╭─ Given records

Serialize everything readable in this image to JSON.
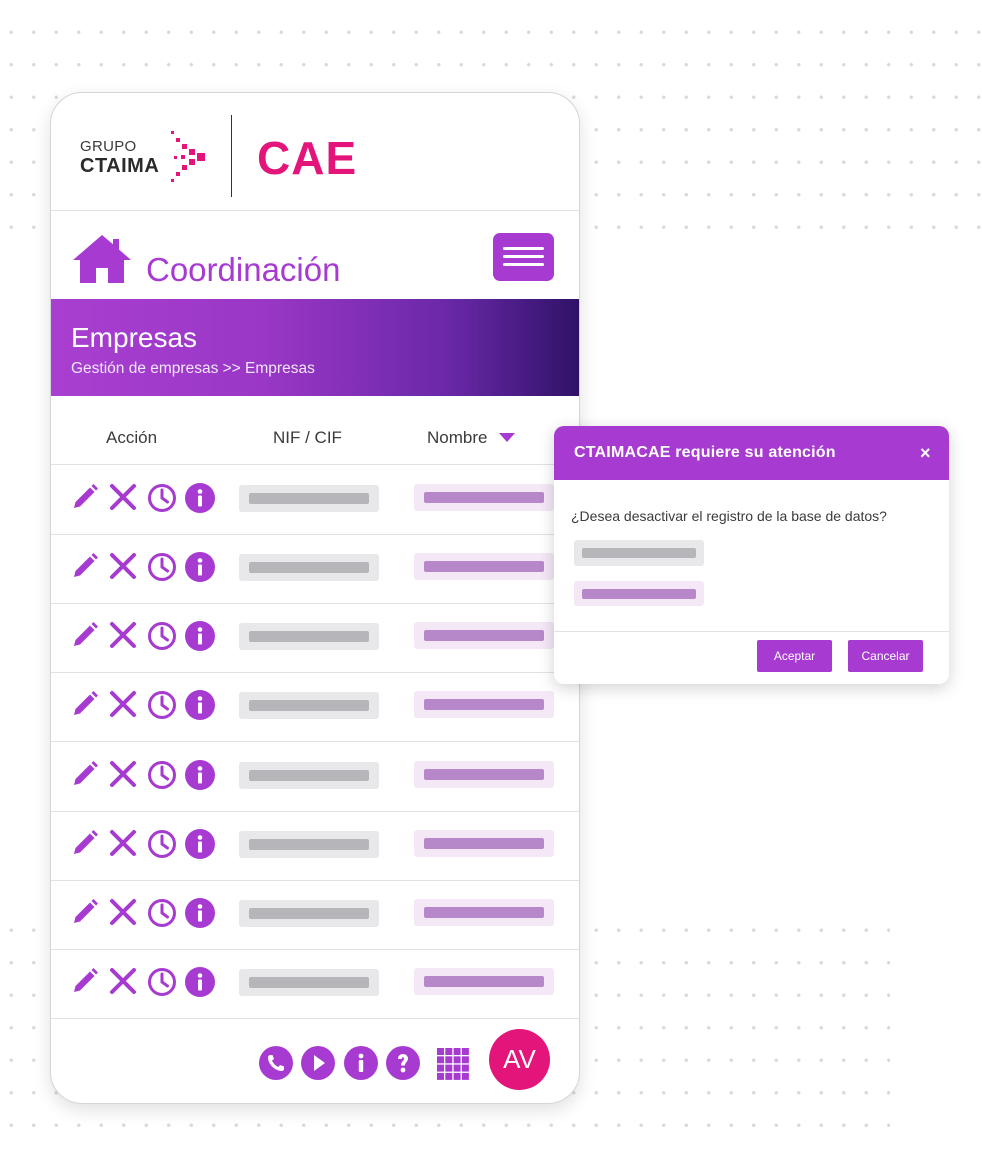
{
  "logo": {
    "group_line": "GRUPO",
    "brand_line": "CTAIMA",
    "product": "CAE"
  },
  "app": {
    "title": "Coordinación",
    "home_icon": "home-icon",
    "menu_icon": "hamburger-menu-icon"
  },
  "banner": {
    "title": "Empresas",
    "breadcrumb": "Gestión de empresas >> Empresas"
  },
  "table": {
    "columns": [
      "Acción",
      "NIF / CIF",
      "Nombre"
    ],
    "sort_icon": "caret-down-icon",
    "row_actions": [
      "pencil-icon",
      "close-icon",
      "clock-icon",
      "info-icon"
    ],
    "row_count": 8
  },
  "footer": {
    "icons": [
      "phone-icon",
      "play-icon",
      "info-icon",
      "help-icon",
      "apps-grid-icon"
    ],
    "avatar_initials": "AV"
  },
  "dialog": {
    "title": "CTAIMACAE requiere su atención",
    "close_label": "×",
    "message": "¿Desea desactivar el registro de la base de datos?",
    "accept_label": "Aceptar",
    "cancel_label": "Cancelar"
  },
  "colors": {
    "primary": "#a73bd1",
    "brand_pink": "#e3147a",
    "banner_end": "#2e1266",
    "placeholder_grey": "#b6b6ba",
    "placeholder_purple": "#b788c9"
  }
}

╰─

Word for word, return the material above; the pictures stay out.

Serialize everything readable in this image to JSON.
{
  "logo": {
    "group_line": "GRUPO",
    "brand_line": "CTAIMA",
    "product": "CAE"
  },
  "app": {
    "title": "Coordinación",
    "home_icon": "home-icon",
    "menu_icon": "hamburger-menu-icon"
  },
  "banner": {
    "title": "Empresas",
    "breadcrumb": "Gestión de empresas >> Empresas"
  },
  "table": {
    "columns": [
      "Acción",
      "NIF / CIF",
      "Nombre"
    ],
    "sort_icon": "caret-down-icon",
    "row_actions": [
      "pencil-icon",
      "close-icon",
      "clock-icon",
      "info-icon"
    ],
    "row_count": 8
  },
  "footer": {
    "icons": [
      "phone-icon",
      "play-icon",
      "info-icon",
      "help-icon",
      "apps-grid-icon"
    ],
    "avatar_initials": "AV"
  },
  "dialog": {
    "title": "CTAIMACAE requiere su atención",
    "close_label": "×",
    "message": "¿Desea desactivar el registro de la base de datos?",
    "accept_label": "Aceptar",
    "cancel_label": "Cancelar"
  },
  "colors": {
    "primary": "#a73bd1",
    "brand_pink": "#e3147a",
    "banner_end": "#2e1266",
    "placeholder_grey": "#b6b6ba",
    "placeholder_purple": "#b788c9"
  }
}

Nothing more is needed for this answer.